▶ TASK STATEMENT
Every line in the records below that holds the word "Sales" is to be copied.

Segment Start: SOURCE RECORDS

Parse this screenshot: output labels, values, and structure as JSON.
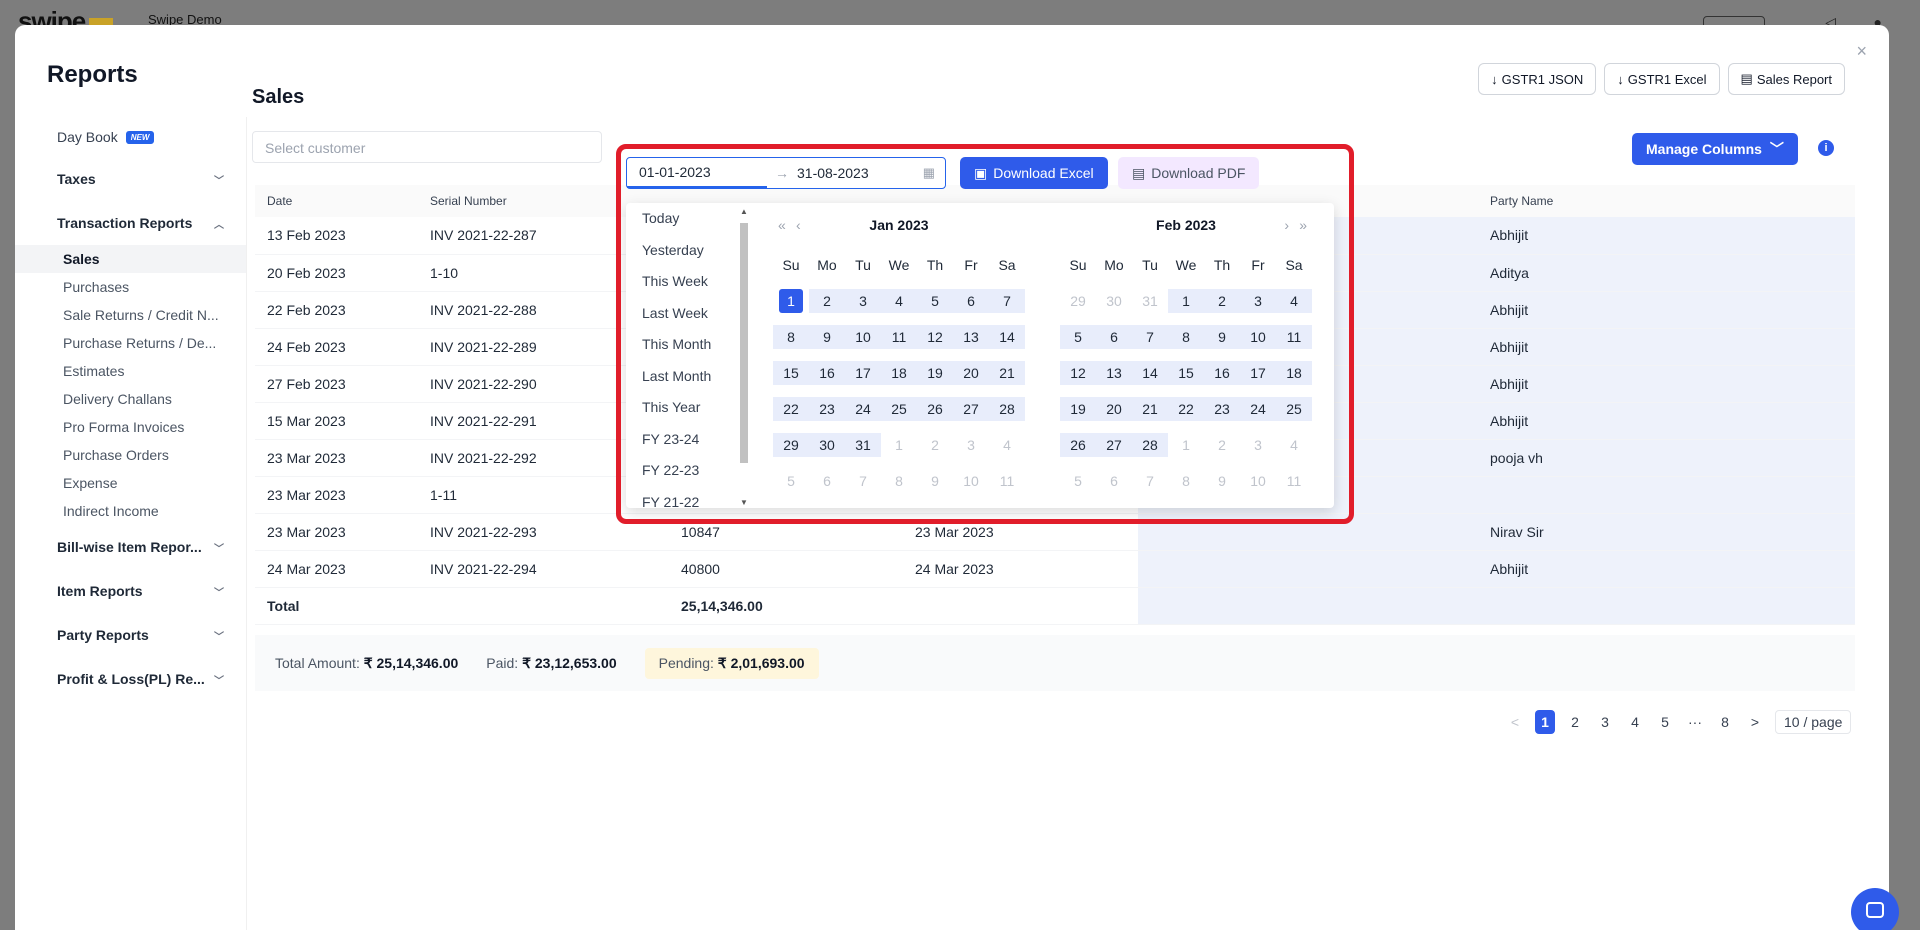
{
  "app": {
    "logo": "swipe",
    "company": "Swipe Demo"
  },
  "modal": {
    "title": "Reports",
    "close": "×",
    "actions": [
      {
        "label": "GSTR1 JSON",
        "icon": "download-icon"
      },
      {
        "label": "GSTR1 Excel",
        "icon": "download-icon"
      },
      {
        "label": "Sales Report",
        "icon": "document-icon"
      }
    ]
  },
  "sidebar": {
    "day_book": "Day Book",
    "new_badge": "NEW",
    "taxes": "Taxes",
    "transaction_reports": "Transaction Reports",
    "sub": [
      "Sales",
      "Purchases",
      "Sale Returns / Credit N...",
      "Purchase Returns / De...",
      "Estimates",
      "Delivery Challans",
      "Pro Forma Invoices",
      "Purchase Orders",
      "Expense",
      "Indirect Income"
    ],
    "bill_wise": "Bill-wise Item Repor...",
    "item_reports": "Item Reports",
    "party_reports": "Party Reports",
    "pl_reports": "Profit & Loss(PL) Re..."
  },
  "main": {
    "title": "Sales",
    "customer_placeholder": "Select customer",
    "manage_columns": "Manage Columns",
    "info": "i"
  },
  "date_picker": {
    "start": "01-01-2023",
    "end": "31-08-2023",
    "separator": "→",
    "presets": [
      "Today",
      "Yesterday",
      "This Week",
      "Last Week",
      "This Month",
      "Last Month",
      "This Year",
      "FY 23-24",
      "FY 22-23",
      "FY 21-22"
    ],
    "weekdays": [
      "Su",
      "Mo",
      "Tu",
      "We",
      "Th",
      "Fr",
      "Sa"
    ],
    "left_month": "Jan",
    "left_year": "2023",
    "right_month": "Feb",
    "right_year": "2023",
    "nav_prev_year": "«",
    "nav_prev": "‹",
    "nav_next": "›",
    "nav_next_year": "»"
  },
  "downloads": {
    "excel": "Download Excel",
    "pdf": "Download PDF"
  },
  "table": {
    "headers": [
      "Date",
      "Serial Number",
      "",
      "",
      "",
      "Party Name"
    ],
    "rows": [
      {
        "date": "13 Feb 2023",
        "serial": "INV 2021-22-287",
        "amount": "",
        "due": "",
        "party": "Abhijit"
      },
      {
        "date": "20 Feb 2023",
        "serial": "1-10",
        "amount": "",
        "due": "",
        "party": "Aditya"
      },
      {
        "date": "22 Feb 2023",
        "serial": "INV 2021-22-288",
        "amount": "",
        "due": "",
        "party": "Abhijit"
      },
      {
        "date": "24 Feb 2023",
        "serial": "INV 2021-22-289",
        "amount": "",
        "due": "",
        "party": "Abhijit"
      },
      {
        "date": "27 Feb 2023",
        "serial": "INV 2021-22-290",
        "amount": "",
        "due": "",
        "party": "Abhijit"
      },
      {
        "date": "15 Mar 2023",
        "serial": "INV 2021-22-291",
        "amount": "",
        "due": "",
        "party": "Abhijit"
      },
      {
        "date": "23 Mar 2023",
        "serial": "INV 2021-22-292",
        "amount": "",
        "due": "",
        "party": "pooja vh"
      },
      {
        "date": "23 Mar 2023",
        "serial": "1-11",
        "amount": "",
        "due": "",
        "party": ""
      },
      {
        "date": "23 Mar 2023",
        "serial": "INV 2021-22-293",
        "amount": "10847",
        "due": "23 Mar 2023",
        "party": "Nirav Sir"
      },
      {
        "date": "24 Mar 2023",
        "serial": "INV 2021-22-294",
        "amount": "40800",
        "due": "24 Mar 2023",
        "party": "Abhijit"
      }
    ],
    "total_label": "Total",
    "total_value": "25,14,346.00"
  },
  "summary": {
    "total_label": "Total Amount:",
    "total_value": "₹ 25,14,346.00",
    "paid_label": "Paid:",
    "paid_value": "₹ 23,12,653.00",
    "pending_label": "Pending:",
    "pending_value": "₹ 2,01,693.00"
  },
  "pagination": {
    "prev": "<",
    "pages": [
      "1",
      "2",
      "3",
      "4",
      "5"
    ],
    "ellipsis": "···",
    "last": "8",
    "next": ">",
    "page_size": "10 / page"
  },
  "colors": {
    "accent": "#2f5bea",
    "highlight_border": "#e11d2a",
    "pending_bg": "#fef6dc"
  }
}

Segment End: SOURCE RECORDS

▶ EXERCISE RESPONSE
        "label": "Sales Report",
      "Sales",
    "title": "Sales",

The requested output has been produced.